Last stop was at an authentic gelato shop in centro (authentic because we inquired with the owner and he shared that his family was from Bologna).  So I enjoyed a satisfying coconut gelato on a sugared cone and D a pistachio one.  We had also met another Italian couple on the island: Mariuccia and Carlo holiday every year on Isla, all the way from Rome.  We first became acquainted when she was speaking to another traveler about my beach skirt.  She had admired it, but put forth her opinion that it must have not been purchased in North America but somewhere in Europe, guessing Italy.  AND she was correct, as I had bought it in Positano when D and I had traveled there years earlier.  The funny thing is that the bathing suit that is an exact match was picked up at a little second hand store along Osborne in Winnipeg; about as far away as you can get from either Isla or the Amalfi coast.

Kath’s quote: “Sharing food with another human being is an intimate act that should not be indulged in lightly.”-M.F.K. Fisher

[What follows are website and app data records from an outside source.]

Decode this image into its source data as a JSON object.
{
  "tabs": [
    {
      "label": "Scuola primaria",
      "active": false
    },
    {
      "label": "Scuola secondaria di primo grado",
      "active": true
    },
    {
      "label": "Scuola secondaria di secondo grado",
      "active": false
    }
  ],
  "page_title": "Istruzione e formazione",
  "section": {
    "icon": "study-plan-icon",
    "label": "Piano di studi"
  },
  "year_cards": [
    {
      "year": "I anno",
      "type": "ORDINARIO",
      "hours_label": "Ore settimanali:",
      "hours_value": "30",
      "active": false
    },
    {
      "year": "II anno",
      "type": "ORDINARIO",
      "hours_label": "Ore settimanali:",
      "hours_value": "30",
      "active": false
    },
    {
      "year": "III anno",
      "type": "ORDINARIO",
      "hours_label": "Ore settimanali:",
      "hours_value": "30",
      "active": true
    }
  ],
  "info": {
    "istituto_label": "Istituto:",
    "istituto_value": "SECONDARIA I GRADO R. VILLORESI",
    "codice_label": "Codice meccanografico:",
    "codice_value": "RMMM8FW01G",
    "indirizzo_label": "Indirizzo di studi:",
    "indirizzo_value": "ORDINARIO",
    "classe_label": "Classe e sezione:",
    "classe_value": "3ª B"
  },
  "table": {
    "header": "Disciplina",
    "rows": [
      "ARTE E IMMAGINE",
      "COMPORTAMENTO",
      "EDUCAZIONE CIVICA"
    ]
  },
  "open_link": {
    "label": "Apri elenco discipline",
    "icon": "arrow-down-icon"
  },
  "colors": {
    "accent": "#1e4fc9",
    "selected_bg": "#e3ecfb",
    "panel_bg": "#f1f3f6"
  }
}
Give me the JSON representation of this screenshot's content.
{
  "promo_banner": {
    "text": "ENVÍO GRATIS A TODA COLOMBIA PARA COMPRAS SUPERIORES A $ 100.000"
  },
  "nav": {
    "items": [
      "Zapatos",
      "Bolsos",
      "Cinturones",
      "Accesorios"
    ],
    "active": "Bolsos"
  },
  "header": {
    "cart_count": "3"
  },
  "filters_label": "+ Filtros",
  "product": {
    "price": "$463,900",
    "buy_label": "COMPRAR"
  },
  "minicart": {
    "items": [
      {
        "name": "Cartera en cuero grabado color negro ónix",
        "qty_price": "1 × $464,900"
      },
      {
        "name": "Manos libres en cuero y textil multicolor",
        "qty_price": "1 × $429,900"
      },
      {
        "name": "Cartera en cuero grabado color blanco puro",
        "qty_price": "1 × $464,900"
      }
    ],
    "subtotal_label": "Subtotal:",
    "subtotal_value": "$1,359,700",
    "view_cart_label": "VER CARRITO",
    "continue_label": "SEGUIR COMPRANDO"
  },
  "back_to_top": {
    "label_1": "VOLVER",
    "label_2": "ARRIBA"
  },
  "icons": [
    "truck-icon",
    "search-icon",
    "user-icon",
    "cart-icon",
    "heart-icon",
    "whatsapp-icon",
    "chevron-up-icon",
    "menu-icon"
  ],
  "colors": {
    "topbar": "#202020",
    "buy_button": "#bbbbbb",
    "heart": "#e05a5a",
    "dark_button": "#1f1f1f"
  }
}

BeFunky_408727_434081833332147_2092935746_n.jpg

Love-that is all.

« Older EntriesNewer Entries »